I did not understand then, and I do not now, but for some reason Pete and myself were held on the strength of Depot REME during all the time we had been training. So the Chief Instructor at SEE arranged with them that we could join an Artificer Inst course starting in two days time down at Bordon, if Pete and I were agreeable. However, there was nothing he could do about back-dating seniority, and it would be for the Air Corps to take the initiative about re-mustering when we had completed the Art Inst course. Still wearing our powder blue hats, we joined the other five pure Instruments men for the start of the regimental training programme, in a squad brought up to strength by eighteen ex-RN senior ranks destined for ………. the Army Air Corps! Was there no feeding that terrible beast? On completion of that Art Inst course, we borrowed ‘proper’ hats for the little promotion ceremony. Nobody seemed to notice and we were definitely not going to tell! A few days before I left Wallop for the last time, the first of a new breed of IE&R men arrived to join the Squadron. He was totally Air Corps, trained at Arborfield and wearing the REME badge, so perhaps the writing was already on the wall for we ‘pressed men’. There may have been some Inst Techs who volunteered, but I never met them, and there are, no doubt, those who will disagree with me regarding the grasping tentacles of that Corps.

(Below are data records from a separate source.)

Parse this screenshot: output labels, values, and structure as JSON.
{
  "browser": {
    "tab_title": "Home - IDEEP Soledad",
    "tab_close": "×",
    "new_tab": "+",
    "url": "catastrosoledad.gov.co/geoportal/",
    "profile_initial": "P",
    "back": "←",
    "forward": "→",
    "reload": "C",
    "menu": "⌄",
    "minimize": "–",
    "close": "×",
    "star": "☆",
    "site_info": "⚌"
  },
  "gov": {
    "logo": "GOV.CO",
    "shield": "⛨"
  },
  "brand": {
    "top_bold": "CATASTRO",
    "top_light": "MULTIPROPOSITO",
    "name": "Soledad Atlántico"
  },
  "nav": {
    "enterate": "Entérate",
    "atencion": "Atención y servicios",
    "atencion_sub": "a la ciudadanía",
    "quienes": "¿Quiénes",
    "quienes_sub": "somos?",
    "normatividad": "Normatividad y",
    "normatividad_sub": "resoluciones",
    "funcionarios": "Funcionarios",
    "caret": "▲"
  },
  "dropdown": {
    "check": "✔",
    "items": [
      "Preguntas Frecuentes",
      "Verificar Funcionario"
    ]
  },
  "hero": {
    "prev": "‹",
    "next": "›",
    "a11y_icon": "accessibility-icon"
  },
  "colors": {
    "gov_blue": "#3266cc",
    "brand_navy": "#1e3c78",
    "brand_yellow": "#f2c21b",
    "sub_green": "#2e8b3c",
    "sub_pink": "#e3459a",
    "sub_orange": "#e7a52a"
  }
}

A troublesome side…
There is another troublesome side to the tale! In 1975, I became Inspector of Instruments for 1 BR Corps, based with 63 Station Wksp, Hanover. The resident ASM was an ex-Air Corps Air Tech, converted from VM, who I remembered well as a Corporal from my days in KL. After an absence of many years, and to allow room for more senior Warrant Officers, he had been returned to REME. This man was replaced by another ex-Air Corps man, this time with no experience in REME whatsoever, but for the same reasons. I am not saying that these rapidly promoted men were not worthy of the appointment, but it must have (and, if still happening, continued) created a serious shortage of suitable appointments for those in REME proper who have also worked so well for so long.

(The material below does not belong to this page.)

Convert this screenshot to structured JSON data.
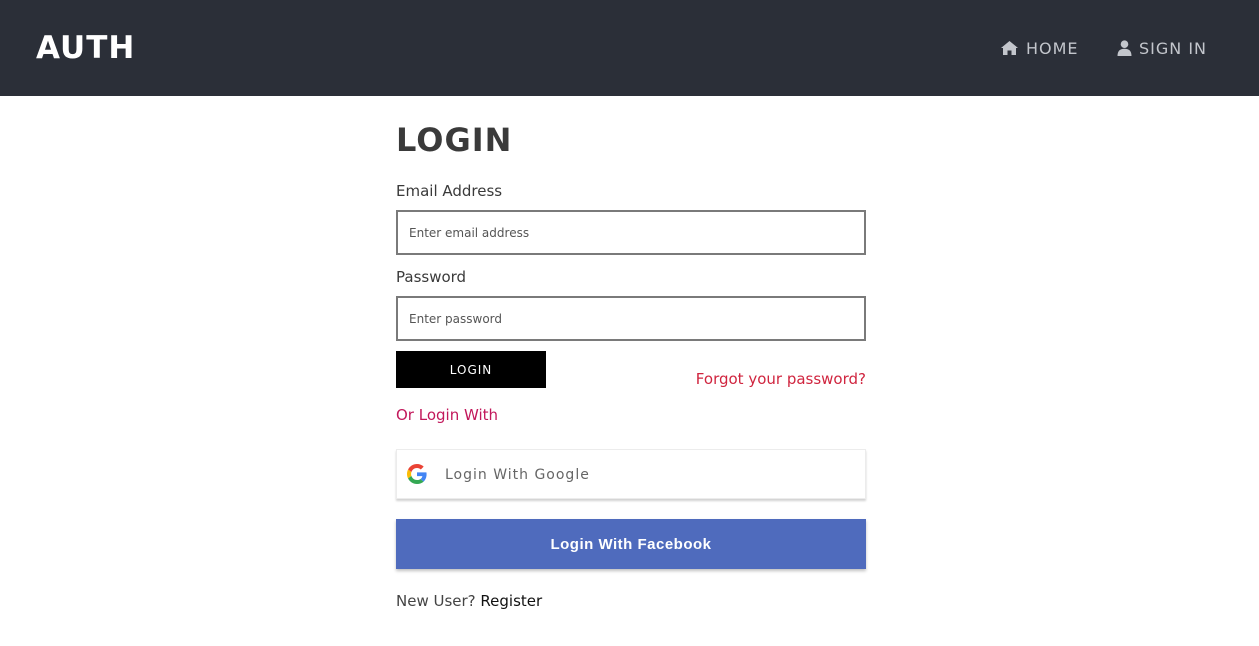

Strange but true – on the whole, I enjoyed my service with the Air Corps, but this was entirely due to the company I had the good fortune to meet, and here I may add that it included a high proportion were ex-boys, not the structure nor the management. I admit that there were manning problems initially and that the recruiting of tradesmen from REME who could be retrained quickly was probably the best solution. But to differentiate between the respective trades was wrong and, on being repeatedly advised of this, to blatantly ignore the situation and condemn conscripted Inst Techs to years of stagnation in both trade status and promotion is nothing short of deplorable. To add insult to injury, a couple of years back, I happened to be passing Middle Wallop and saw a sign inviting passers-by to visit the Air Corps Museum. As is common among we old soldiers, nostalgia prompted me to pull in and have a look at what I had helped create. The fifteen or so pounds sterling that was demanded before entry brought my wife and I back to reality, so I will never know if my contribution has been recorded for posterity.